EU nationals working in the UK may not have fled the country during the pandemic in as large numbers as previous thought, new figures have revealed.
The Office for National Statistics admitted its Labour Force Survey (LFS) may have ‘significantly overstate(d) the change in the non-UK national population’ in the year to December.
It reported a 20 per cent fall in the number of EU nationals – around 500,000 people. But Real Time Information (RTI) taken from PAYE tax records suggested that the decline in employed EU nationals was closer to 7 per cent, or 185,000 people.
It blamed several issues, including the LFS moving to a telephone survey, meaning ‘a lower level of response from non-UK nationals’ that may have skewed the figures.
In January it was reported that the UK population may have shrunk by 1.3million amid the coronavirus pandemic – a fall which would be the largest recorded since the Second World War.
A new report published by The Economic Statistics Centre of Excellence set out ‘illustrative’ analysis which suggests there may have been an ‘unprecedented exodus’ of foreign-born workers.
The numbers suggest that the resident population of London may have decreased by almost 700,000 alone.
The authors conducted their own analysis of the ONS’s Labour Force Survey which is one of the main sources of data on employment and unemployment in the UK.
The LFS suggested the number of people born in the UK who have a job and live in London had actually increased by more than 250,000 over the last year while the overall UK population appeared to have considerably increased.
But the authors said this seems ‘implausible’ given the damage the coronavirus crisis has done to the UK economy.
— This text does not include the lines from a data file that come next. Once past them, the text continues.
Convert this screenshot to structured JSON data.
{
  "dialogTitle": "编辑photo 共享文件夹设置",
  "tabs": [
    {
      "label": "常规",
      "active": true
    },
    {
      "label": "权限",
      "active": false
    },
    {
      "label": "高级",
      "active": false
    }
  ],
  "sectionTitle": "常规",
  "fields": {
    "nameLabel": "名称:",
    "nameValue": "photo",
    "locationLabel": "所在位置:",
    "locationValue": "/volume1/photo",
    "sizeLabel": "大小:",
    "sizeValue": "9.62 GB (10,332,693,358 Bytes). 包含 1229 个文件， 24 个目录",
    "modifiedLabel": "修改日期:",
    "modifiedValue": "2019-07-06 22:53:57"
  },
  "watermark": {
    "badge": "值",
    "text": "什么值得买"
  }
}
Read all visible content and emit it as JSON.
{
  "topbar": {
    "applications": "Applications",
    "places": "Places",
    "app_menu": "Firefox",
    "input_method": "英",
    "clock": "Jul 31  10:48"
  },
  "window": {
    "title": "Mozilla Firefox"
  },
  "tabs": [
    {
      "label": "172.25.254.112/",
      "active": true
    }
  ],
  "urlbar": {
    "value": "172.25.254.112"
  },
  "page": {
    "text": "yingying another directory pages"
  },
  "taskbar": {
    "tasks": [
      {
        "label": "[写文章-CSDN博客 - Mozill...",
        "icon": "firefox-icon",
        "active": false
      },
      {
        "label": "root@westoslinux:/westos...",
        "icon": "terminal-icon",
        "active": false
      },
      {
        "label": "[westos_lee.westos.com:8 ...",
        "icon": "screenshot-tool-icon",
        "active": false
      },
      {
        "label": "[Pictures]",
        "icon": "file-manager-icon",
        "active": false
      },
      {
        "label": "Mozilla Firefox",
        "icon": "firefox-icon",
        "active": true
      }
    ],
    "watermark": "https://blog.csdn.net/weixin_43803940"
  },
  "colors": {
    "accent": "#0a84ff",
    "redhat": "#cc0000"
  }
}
Their own analysis of the numbers suggested a slight drop in the UK-born population of approximately 55,000 and a massive drop of just under 1.3million for the non-UK born population.